The country’s high inflation, as well as an aggressive Fed’s expectations, have sent the two-year Treasury yield to its highest level since 2008 and the S&P 500 down 18.6 percent from its record set in early January. The worst pain came from high-growth technology stocks, cryptocurrencies, and others, especially the big winners in the early days of the pandemic. But losses are mounting as retailers and others are warning about upcoming profits.
A stock’s price rises and falls on two things, essentially: how much cash a company generates and how much an investor is willing to pay for it. The Fed’s moves on interest rates pretty much affect that second part.
From the start of the pandemic, record-low interest rates engineered by the Fed and other central banks helped keep investment prices high. Now the “easy mode” for investors is suddenly and forcefully shutting down.
Not only that, an overly aggressive rate hike by the Fed could eventually force the economy into recession. Higher interest rates make borrowing more expensive, depending on the spending and investment by households and companies.
One of the fears among investors is that food and fuel costs could continue to rise, regardless of how aggressively the Fed moves.
“The fact remains that the Fed has little ability to control food prices,” Rick Ridder, BlackRock’s chief investment officer for global fixed income, said in a statement. He instead pointed to supply and demand mismatch, high costs for energy and wages, and the crisis in Ukraine, a major breadbasket for the world.
This increases the risk that central banks will apply excessive brakes on the economy as they push against a string “and inevitably fall into a damaging policy mistake,” Ryder said.
The economy has already shown some mixed signs, and a report on Friday indicated consumer sentiment is getting worse than economists expected. Much of the souring in a preliminary study by the University of Michigan was due to higher gasoline prices.
This adds to a number of recent profit warnings from retailers indicating that US shoppers are slowing down or at least changing their spending due to inflation. This kind of spending is the heart of the American economy.
The two-year Treasury yield jumped to 3.02 percent after reporting inflation from 2.83 percent late Thursday, a big move for the bond market. During the day, it touched its highest level since the presidency of George W. Bush, according to Tradeweb data.

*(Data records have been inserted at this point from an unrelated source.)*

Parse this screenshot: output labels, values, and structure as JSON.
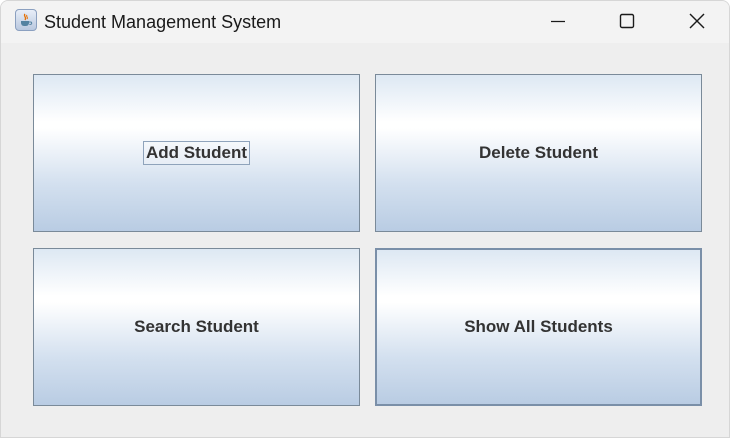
{
  "window": {
    "title": "Student Management System",
    "app_icon": "java-cup-icon"
  },
  "window_controls": {
    "minimize_icon": "minimize-icon",
    "maximize_icon": "maximize-icon",
    "close_icon": "close-icon"
  },
  "buttons": {
    "add": "Add Student",
    "delete": "Delete Student",
    "search": "Search Student",
    "show_all": "Show All Students"
  },
  "colors": {
    "button_border": "#7a8a99",
    "button_gradient_top": "#ffffff",
    "button_gradient_bottom": "#b9cce3",
    "panel_background": "#eeeeee",
    "label_text": "#333333"
  }
}
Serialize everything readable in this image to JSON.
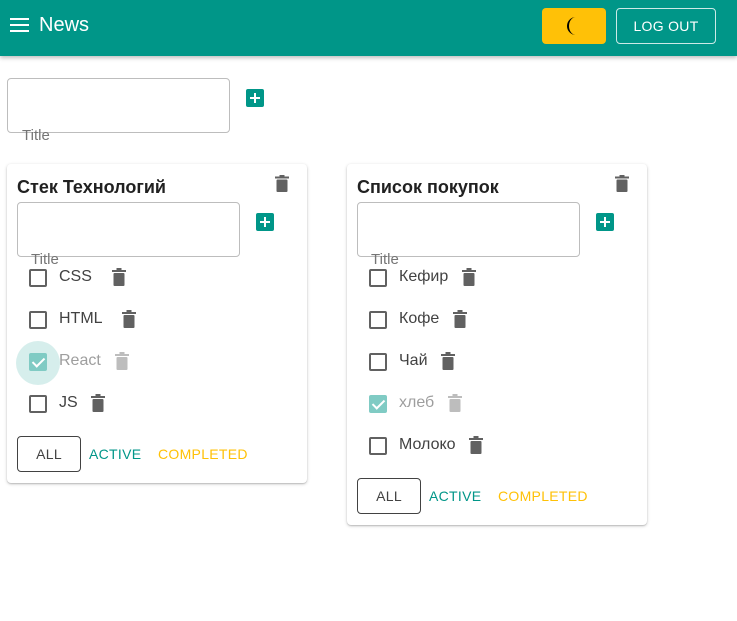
{
  "header": {
    "menu_icon": "hamburger-icon",
    "title": "News",
    "theme_icon": "moon-icon",
    "theme_color": "#ffc107",
    "logout_label": "LOG OUT"
  },
  "add_list": {
    "label": "Title",
    "value": "",
    "add_icon": "plus-square-icon"
  },
  "lists": [
    {
      "title": "Стек Технологий",
      "input_label": "Title",
      "tasks": [
        {
          "label": "CSS",
          "done": false
        },
        {
          "label": "HTML",
          "done": false
        },
        {
          "label": "React",
          "done": true
        },
        {
          "label": "JS",
          "done": false
        }
      ],
      "filters": {
        "all": "ALL",
        "active": "ACTIVE",
        "completed": "COMPLETED"
      }
    },
    {
      "title": "Список покупок",
      "input_label": "Title",
      "tasks": [
        {
          "label": "Кефир",
          "done": false
        },
        {
          "label": "Кофе",
          "done": false
        },
        {
          "label": "Чай",
          "done": false
        },
        {
          "label": "хлеб",
          "done": true
        },
        {
          "label": "Молоко",
          "done": false
        }
      ],
      "filters": {
        "all": "ALL",
        "active": "ACTIVE",
        "completed": "COMPLETED"
      }
    }
  ],
  "colors": {
    "primary": "#009688",
    "secondary": "#ffc107",
    "checked": "#80cbc4",
    "trash": "#616161"
  }
}
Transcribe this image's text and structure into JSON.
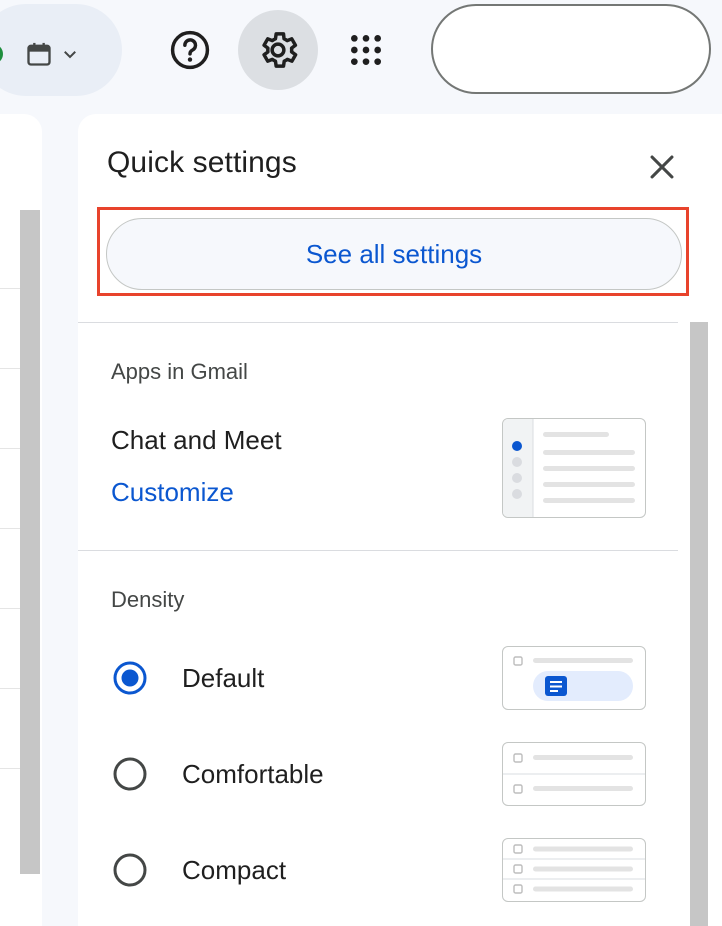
{
  "panel": {
    "title": "Quick settings",
    "see_all_label": "See all settings"
  },
  "apps": {
    "section_title": "Apps in Gmail",
    "chat_label": "Chat and Meet",
    "customize_link": "Customize"
  },
  "density": {
    "section_title": "Density",
    "options": [
      {
        "label": "Default",
        "selected": true
      },
      {
        "label": "Comfortable",
        "selected": false
      },
      {
        "label": "Compact",
        "selected": false
      }
    ]
  },
  "icons": {
    "status": "green-dot-icon",
    "calendar": "calendar-icon",
    "chevron": "chevron-down-icon",
    "help": "help-icon",
    "settings": "gear-icon",
    "apps": "apps-grid-icon",
    "close": "close-icon"
  },
  "colors": {
    "accent": "#0b57d0",
    "highlight": "#e8432c",
    "status_green": "#1e8e3e"
  }
}
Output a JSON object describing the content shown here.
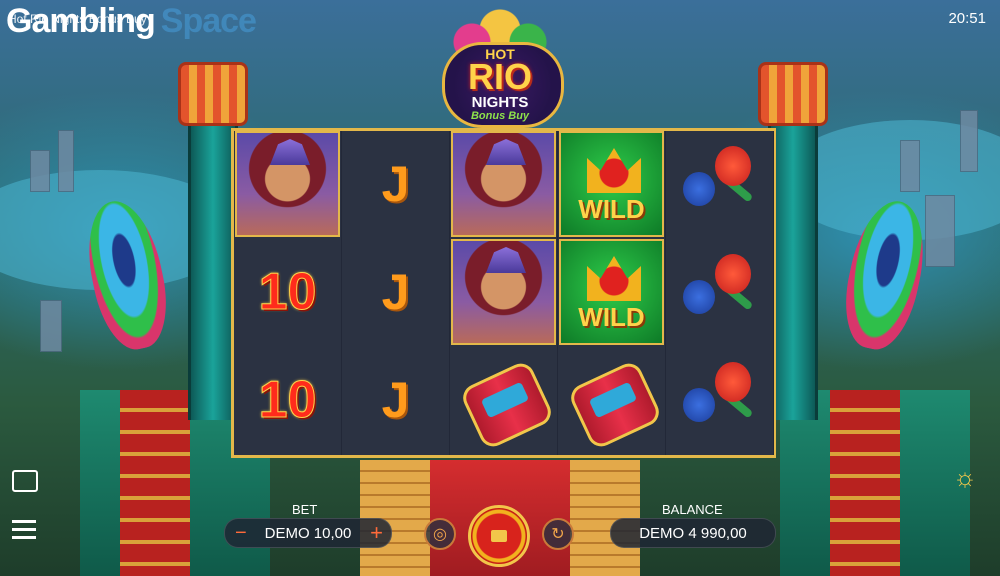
{
  "window": {
    "tab_title": "Hot Rio Nights Bonus Buy",
    "watermark_text_1": "Gambling",
    "watermark_text_2": "Space",
    "clock": "20:51"
  },
  "game": {
    "logo": {
      "line1": "HOT",
      "line2": "RIO",
      "line3": "NIGHTS",
      "line4": "Bonus Buy"
    },
    "reels": [
      [
        "dancer",
        "10",
        "10"
      ],
      [
        "J",
        "J",
        "J"
      ],
      [
        "dancer",
        "dancer",
        "drum"
      ],
      [
        "wild",
        "wild",
        "drum"
      ],
      [
        "maracas",
        "maracas",
        "maracas"
      ]
    ],
    "wild_text": "WILD",
    "j_text": "J",
    "ten_text": "10",
    "highlighted_cells": [
      "0-0",
      "2-0",
      "2-1",
      "3-0",
      "3-1"
    ]
  },
  "hud": {
    "bet_label": "BET",
    "bet_value": "DEMO 10,00",
    "balance_label": "BALANCE",
    "balance_value": "DEMO 4 990,00",
    "minus": "−",
    "plus": "+",
    "icons": [
      "menu-icon",
      "info-icon",
      "coins-icon",
      "stop-icon",
      "autoplay-icon"
    ]
  }
}
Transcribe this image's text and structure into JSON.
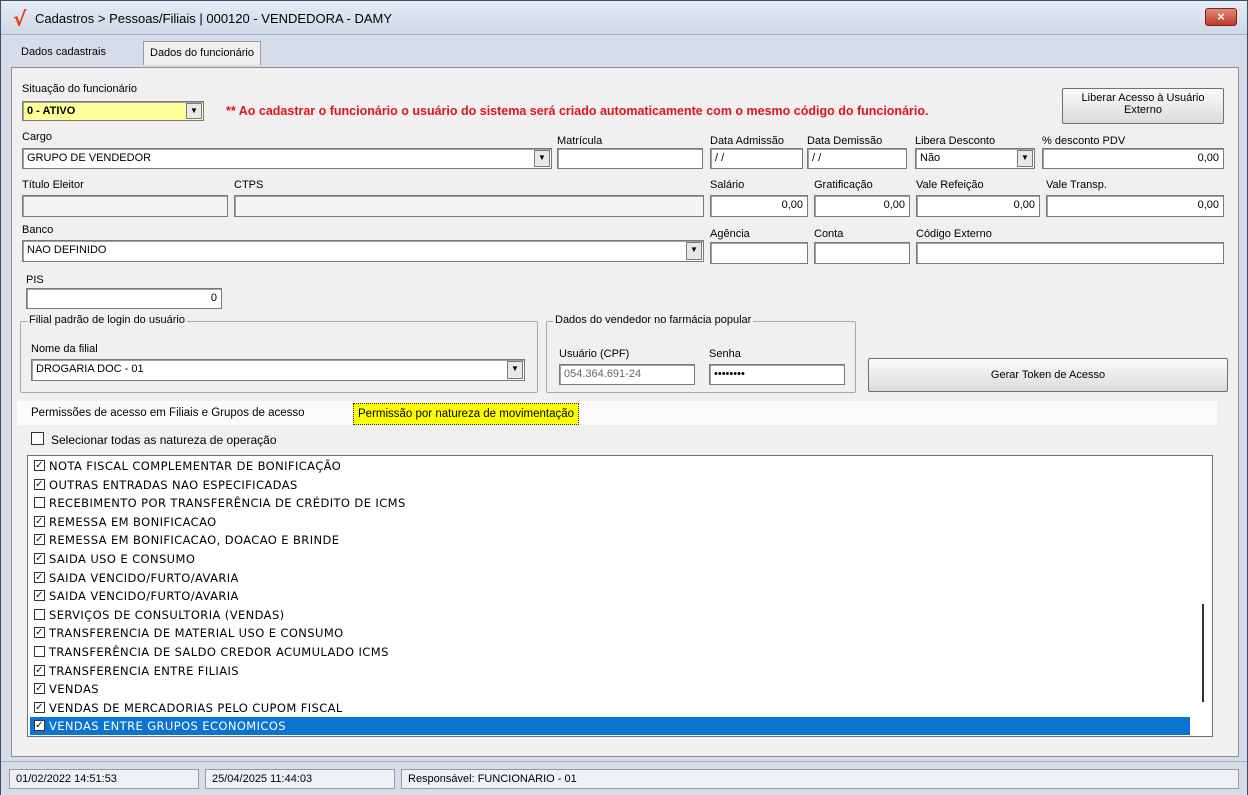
{
  "window": {
    "title": "Cadastros > Pessoas/Filiais | 000120 - VENDEDORA - DAMY",
    "logo": "√",
    "close_label": "×"
  },
  "tabs": [
    {
      "label": "Dados cadastrais"
    },
    {
      "label": "Dados do funcionário"
    }
  ],
  "form": {
    "situacao_label": "Situação do funcionário",
    "situacao_value": "0 - ATIVO",
    "warning": "** Ao cadastrar o funcionário o usuário do sistema será criado automaticamente com o mesmo código do funcionário.",
    "liberar_button": "Liberar Acesso à Usuário Externo",
    "cargo_label": "Cargo",
    "cargo_value": "GRUPO DE VENDEDOR",
    "matricula_label": "Matrícula",
    "matricula_value": "",
    "data_admissao_label": "Data Admissão",
    "data_admissao_value": " / /",
    "data_demissao_label": "Data Demissão",
    "data_demissao_value": " / /",
    "libera_desconto_label": "Libera Desconto",
    "libera_desconto_value": "Não",
    "desconto_pdv_label": "% desconto PDV",
    "desconto_pdv_value": "0,00",
    "titulo_eleitor_label": "Título Eleitor",
    "titulo_eleitor_value": "",
    "ctps_label": "CTPS",
    "ctps_value": "",
    "salario_label": "Salário",
    "salario_value": "0,00",
    "gratificacao_label": "Gratificação",
    "gratificacao_value": "0,00",
    "vale_refeicao_label": "Vale Refeição",
    "vale_refeicao_value": "0,00",
    "vale_transp_label": "Vale Transp.",
    "vale_transp_value": "0,00",
    "banco_label": "Banco",
    "banco_value": "NAO DEFINIDO",
    "agencia_label": "Agência",
    "agencia_value": "",
    "conta_label": "Conta",
    "conta_value": "",
    "codigo_externo_label": "Código Externo",
    "codigo_externo_value": "",
    "pis_label": "PIS",
    "pis_value": "0",
    "filial_group_label": "Filial padrão de login do usuário",
    "nome_filial_label": "Nome da filial",
    "nome_filial_value": "DROGARIA DOC - 01",
    "farmacia_group_label": "Dados do vendedor no farmácia popular",
    "usuario_cpf_label": "Usuário (CPF)",
    "usuario_cpf_value": "054.364.691-24",
    "senha_label": "Senha",
    "senha_value": "••••••••",
    "gerar_token_button": "Gerar Token de Acesso"
  },
  "subtabs": [
    {
      "label": "Permissões de acesso em Filiais e Grupos de acesso"
    },
    {
      "label": "Permissão por natureza de movimentação"
    }
  ],
  "select_all_label": "Selecionar todas as natureza de operação",
  "natureza_list": [
    {
      "label": "NOTA FISCAL COMPLEMENTAR DE BONIFICAÇÃO",
      "checked": true
    },
    {
      "label": "OUTRAS ENTRADAS NAO ESPECIFICADAS",
      "checked": true
    },
    {
      "label": "RECEBIMENTO POR TRANSFERÊNCIA DE CRÉDITO DE ICMS",
      "checked": false
    },
    {
      "label": "REMESSA EM BONIFICACAO",
      "checked": true
    },
    {
      "label": "REMESSA EM BONIFICACAO, DOACAO E BRINDE",
      "checked": true
    },
    {
      "label": "SAIDA USO E CONSUMO",
      "checked": true
    },
    {
      "label": "SAIDA VENCIDO/FURTO/AVARIA",
      "checked": true
    },
    {
      "label": "SAIDA VENCIDO/FURTO/AVARIA",
      "checked": true
    },
    {
      "label": "SERVIÇOS DE CONSULTORIA (VENDAS)",
      "checked": false
    },
    {
      "label": "TRANSFERENCIA DE MATERIAL USO E CONSUMO",
      "checked": true
    },
    {
      "label": "TRANSFERÊNCIA DE SALDO CREDOR ACUMULADO ICMS",
      "checked": false
    },
    {
      "label": "TRANSFERENCIA ENTRE FILIAIS",
      "checked": true
    },
    {
      "label": "VENDAS",
      "checked": true
    },
    {
      "label": "VENDAS DE MERCADORIAS PELO CUPOM FISCAL",
      "checked": true
    },
    {
      "label": "VENDAS ENTRE GRUPOS ECONOMICOS",
      "checked": true,
      "selected": true
    }
  ],
  "status": {
    "created": "01/02/2022 14:51:53",
    "modified": "25/04/2025 11:44:03",
    "responsavel": "Responsável: FUNCIONARIO - 01"
  }
}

The 10-year yield was also up, but not as dramatically as the two-year yield, which is more influenced by expectations from Fed movements. The 10-year yield rose to 3.15 per cent from 3.04 per cent and touched its highest level since 2018.
News wrap: Treasury Secretary Janet Yellen says inflation will remain high
The difference between those two yields is a sign that investors in the bond market are more concerned about economic growth. Typically, the wider the gap, the higher the 10-year yields because they require investors to hold their dollars longer.
A jump above the 10-year yield for the two-year yield would be a sign to some investors that a recession may be on the way in a year or two.
“The market is somewhat of this no-man’s land, where you don’t really have a good sure sign that says get creative and buy the market, but you don’t have concrete information about a bearish downturn that’s in order.” More likely to be more defensive,” said Jason Pride, chief investment officer for Private Wealth at Glenmead.
Friday’s losses were broader for the S&P 500, with more than 90 percent of the shares in the index falling.
Big Tech stocks were some of the heaviest weights amid widespread losses for the biggest winners of the pre-ultralow-rate era. Apple fell 3.4 percent, Amazon fell 5.6 percent and Nvidia fell 5.2 percent.
Companies that rely on strong spending from consumers were also particularly vulnerable after a reading on consumer sentiment. Caesars Entertainment fell 9.6 percent, and cruise operator Royal Caribbean fell 7.2 percent.
Stocks in Europe fell for a second day after the European Central Bank raised interest rates for the first time in more than a decade to combat inflation.
Associated Press Business Writer Elaine Kurtenbach contributed.